Negro Leagues Hall of Fame Facing Financial Trouble

Rob Boudreau, Gear Live Media, February 2, 2010

The Negro Leagues Hall of Fame is in trouble. Faced with the dwindling economy, the museum is facing the very real threat that they may have to close their doors. Located in Kansas City, the Hall opened its doors in 1990, and for the last 20 years has continued to teach thousands of baseball fans about the injustices in the history of the game for decades. Not being allowed to play in the MLB until Jackie Robinson broke the color barrier in 1947, African-Americans began their own leagues as early as 1887 to play the greatest game in the world.

{snip}

The museum is celebrating its 20th year and plans to continue that celebration.

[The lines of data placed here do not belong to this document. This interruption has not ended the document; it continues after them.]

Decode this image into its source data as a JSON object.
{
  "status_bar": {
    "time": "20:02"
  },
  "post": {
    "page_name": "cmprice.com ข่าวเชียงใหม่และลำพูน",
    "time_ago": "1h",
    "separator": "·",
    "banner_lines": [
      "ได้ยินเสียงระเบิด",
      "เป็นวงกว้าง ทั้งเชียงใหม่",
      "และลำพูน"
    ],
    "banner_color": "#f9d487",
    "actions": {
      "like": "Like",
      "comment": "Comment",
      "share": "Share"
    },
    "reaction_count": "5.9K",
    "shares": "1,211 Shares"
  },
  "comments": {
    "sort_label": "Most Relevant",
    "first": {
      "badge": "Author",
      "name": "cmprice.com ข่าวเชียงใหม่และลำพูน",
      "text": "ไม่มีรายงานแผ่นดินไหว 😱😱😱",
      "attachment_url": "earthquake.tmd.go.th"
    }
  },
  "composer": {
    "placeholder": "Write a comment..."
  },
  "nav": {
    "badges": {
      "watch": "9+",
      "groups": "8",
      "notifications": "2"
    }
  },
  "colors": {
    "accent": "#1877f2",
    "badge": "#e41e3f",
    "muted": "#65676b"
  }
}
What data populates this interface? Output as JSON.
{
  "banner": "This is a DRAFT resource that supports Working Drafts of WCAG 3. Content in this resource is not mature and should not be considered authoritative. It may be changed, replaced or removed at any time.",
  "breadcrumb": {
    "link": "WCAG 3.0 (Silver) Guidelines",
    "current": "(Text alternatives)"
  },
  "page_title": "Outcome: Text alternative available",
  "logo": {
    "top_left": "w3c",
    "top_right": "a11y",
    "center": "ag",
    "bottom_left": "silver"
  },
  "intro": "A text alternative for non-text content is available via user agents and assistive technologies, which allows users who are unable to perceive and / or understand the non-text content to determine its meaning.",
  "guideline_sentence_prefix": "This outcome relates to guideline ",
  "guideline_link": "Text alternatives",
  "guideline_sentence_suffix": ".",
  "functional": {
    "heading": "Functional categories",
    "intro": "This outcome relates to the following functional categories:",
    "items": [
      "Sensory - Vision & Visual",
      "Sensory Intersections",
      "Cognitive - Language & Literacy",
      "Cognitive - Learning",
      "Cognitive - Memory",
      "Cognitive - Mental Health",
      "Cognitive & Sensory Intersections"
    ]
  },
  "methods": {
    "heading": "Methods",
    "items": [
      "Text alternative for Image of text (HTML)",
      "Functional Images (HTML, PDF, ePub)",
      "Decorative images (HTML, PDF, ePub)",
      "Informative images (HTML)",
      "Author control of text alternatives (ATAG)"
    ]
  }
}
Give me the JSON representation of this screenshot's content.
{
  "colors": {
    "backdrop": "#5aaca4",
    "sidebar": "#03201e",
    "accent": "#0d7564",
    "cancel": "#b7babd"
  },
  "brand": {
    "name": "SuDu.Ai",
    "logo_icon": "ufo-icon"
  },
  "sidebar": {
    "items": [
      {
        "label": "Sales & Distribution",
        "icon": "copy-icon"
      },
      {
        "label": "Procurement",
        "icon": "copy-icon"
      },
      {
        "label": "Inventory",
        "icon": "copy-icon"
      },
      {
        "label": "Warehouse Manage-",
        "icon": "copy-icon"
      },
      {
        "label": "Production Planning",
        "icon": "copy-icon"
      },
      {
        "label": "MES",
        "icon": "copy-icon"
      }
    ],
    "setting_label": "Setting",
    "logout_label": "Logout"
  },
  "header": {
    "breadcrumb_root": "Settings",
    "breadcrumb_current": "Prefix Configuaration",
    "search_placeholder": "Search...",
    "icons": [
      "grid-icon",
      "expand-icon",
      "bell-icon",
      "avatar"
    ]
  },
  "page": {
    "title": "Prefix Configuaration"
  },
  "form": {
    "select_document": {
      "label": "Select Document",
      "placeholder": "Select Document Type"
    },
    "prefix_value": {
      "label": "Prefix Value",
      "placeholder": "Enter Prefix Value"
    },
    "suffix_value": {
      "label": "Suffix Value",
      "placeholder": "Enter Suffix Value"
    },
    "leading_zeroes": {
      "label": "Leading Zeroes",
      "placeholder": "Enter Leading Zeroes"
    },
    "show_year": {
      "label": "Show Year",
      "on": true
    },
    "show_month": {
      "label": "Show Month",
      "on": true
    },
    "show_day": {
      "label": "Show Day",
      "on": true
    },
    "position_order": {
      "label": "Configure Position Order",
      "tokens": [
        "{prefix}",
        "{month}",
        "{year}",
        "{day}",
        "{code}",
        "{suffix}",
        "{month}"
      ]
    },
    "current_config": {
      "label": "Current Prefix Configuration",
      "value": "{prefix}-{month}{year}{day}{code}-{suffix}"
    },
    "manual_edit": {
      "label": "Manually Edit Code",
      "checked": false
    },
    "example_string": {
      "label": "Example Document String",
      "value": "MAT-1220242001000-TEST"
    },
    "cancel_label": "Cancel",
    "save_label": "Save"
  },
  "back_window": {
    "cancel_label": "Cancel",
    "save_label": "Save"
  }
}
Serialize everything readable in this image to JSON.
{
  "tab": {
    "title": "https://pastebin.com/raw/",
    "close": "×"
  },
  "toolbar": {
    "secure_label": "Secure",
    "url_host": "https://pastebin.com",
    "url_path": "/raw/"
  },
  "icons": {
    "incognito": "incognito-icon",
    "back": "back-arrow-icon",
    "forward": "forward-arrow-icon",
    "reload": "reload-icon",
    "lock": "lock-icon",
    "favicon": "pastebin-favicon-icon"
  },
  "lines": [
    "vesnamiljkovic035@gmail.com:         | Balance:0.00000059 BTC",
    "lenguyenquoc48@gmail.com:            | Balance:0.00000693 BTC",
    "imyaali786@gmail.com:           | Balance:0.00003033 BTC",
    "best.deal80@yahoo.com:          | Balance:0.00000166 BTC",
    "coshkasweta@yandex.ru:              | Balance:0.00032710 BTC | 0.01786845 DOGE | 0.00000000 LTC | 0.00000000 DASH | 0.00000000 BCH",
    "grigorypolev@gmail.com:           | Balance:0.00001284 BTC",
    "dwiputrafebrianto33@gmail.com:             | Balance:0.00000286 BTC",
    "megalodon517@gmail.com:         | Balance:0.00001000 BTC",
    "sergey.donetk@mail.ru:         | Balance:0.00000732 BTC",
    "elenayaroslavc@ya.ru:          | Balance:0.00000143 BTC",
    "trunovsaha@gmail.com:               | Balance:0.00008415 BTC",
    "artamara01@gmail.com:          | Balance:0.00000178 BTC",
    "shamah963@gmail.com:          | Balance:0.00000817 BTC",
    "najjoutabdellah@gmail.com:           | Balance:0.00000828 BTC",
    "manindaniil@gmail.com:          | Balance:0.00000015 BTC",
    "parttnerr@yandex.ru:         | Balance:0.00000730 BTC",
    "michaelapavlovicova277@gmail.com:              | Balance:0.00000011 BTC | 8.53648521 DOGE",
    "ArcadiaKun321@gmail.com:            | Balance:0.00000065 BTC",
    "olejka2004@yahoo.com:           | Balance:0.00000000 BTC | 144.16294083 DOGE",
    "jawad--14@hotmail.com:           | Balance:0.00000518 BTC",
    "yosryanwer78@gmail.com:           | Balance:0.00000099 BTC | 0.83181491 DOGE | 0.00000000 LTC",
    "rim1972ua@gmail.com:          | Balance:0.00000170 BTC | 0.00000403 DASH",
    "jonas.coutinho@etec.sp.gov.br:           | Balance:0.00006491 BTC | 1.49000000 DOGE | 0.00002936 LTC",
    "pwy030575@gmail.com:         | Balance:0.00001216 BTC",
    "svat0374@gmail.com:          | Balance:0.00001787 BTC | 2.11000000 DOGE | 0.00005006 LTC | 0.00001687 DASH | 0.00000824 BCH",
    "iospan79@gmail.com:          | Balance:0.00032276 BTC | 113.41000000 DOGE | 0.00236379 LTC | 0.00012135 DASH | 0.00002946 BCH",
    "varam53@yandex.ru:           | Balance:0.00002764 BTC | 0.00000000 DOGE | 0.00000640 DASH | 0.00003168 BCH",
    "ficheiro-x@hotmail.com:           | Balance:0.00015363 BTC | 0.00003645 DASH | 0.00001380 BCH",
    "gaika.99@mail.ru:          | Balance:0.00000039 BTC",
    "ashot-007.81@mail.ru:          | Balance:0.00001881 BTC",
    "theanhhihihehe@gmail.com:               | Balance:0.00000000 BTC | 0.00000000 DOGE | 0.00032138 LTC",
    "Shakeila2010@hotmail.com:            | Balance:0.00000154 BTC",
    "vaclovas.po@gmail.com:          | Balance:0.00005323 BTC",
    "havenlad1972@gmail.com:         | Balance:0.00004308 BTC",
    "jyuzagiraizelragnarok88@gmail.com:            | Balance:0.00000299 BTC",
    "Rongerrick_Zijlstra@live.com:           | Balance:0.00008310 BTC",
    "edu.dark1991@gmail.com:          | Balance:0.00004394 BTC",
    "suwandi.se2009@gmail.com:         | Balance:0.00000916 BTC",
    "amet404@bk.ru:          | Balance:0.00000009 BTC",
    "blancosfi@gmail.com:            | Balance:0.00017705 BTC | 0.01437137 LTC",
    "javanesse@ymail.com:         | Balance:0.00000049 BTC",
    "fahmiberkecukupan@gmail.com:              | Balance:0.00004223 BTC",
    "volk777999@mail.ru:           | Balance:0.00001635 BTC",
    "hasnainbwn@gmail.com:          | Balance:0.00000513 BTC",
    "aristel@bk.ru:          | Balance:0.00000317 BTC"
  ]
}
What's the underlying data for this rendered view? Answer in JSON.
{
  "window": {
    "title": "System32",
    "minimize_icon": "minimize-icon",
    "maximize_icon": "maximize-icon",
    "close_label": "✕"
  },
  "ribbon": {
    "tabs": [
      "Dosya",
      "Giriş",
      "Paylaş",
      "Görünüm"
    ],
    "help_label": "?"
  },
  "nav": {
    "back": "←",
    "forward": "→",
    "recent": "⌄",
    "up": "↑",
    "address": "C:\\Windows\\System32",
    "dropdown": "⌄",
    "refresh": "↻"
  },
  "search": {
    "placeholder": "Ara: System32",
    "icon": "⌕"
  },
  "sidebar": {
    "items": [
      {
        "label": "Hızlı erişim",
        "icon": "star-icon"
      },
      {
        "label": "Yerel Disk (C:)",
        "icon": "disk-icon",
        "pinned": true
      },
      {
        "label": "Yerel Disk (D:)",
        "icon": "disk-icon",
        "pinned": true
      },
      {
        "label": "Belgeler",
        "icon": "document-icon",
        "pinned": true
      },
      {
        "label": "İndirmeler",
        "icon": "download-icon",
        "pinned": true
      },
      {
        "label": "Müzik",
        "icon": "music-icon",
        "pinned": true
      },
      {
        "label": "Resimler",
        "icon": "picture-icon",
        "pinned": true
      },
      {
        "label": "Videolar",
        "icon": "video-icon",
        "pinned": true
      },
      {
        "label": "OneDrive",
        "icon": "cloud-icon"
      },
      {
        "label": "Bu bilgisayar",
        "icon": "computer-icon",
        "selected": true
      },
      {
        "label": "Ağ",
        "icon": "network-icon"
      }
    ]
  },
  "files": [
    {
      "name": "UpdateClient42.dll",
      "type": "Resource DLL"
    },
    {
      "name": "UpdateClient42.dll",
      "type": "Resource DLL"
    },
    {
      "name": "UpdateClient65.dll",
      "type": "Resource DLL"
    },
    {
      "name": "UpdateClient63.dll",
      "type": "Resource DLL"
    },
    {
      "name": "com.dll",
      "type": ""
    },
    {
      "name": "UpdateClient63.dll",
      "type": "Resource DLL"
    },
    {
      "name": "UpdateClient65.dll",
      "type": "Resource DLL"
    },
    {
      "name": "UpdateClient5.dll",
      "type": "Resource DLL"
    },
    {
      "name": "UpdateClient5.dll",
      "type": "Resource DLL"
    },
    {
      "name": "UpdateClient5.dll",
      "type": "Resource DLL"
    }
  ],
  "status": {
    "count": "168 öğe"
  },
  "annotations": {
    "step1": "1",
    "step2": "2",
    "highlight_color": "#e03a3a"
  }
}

They are preserving the Negro League Baseball culture with their hundreds of displays, and chart the history of the Negro Leagues with pictures, autographed balls, exhibits, lockers, equipment, and more. Fans can tour the museum and see all of this. At the end of the tour is the Field of Legends, where tourists can walk onto a field with near-life size bronze statues of some of the greatest African-American players to ever pick up a bat, including Satchel Paige, Josh Gibson, Buck Leonard, and Cool Papa Bell.

While the museum is openly admitting financial troubles, they are not going as far as to say that they will be closing their doors anytime soon. {snip} This museum deserves to stay alive. {snip} To lose such a monument would not only be the greatest insult to baseball, but also to those who were ever told they couldn’t play it.

Topics:

Share This

We welcome comments that add information or perspective, and we encourage polite debate. If you log in with a social media account, your comment should appear immediately. If you prefer to remain anonymous, you may comment as a guest, using a name and an e-mail address of convenience. Your comment will be moderated.

Comments are closed.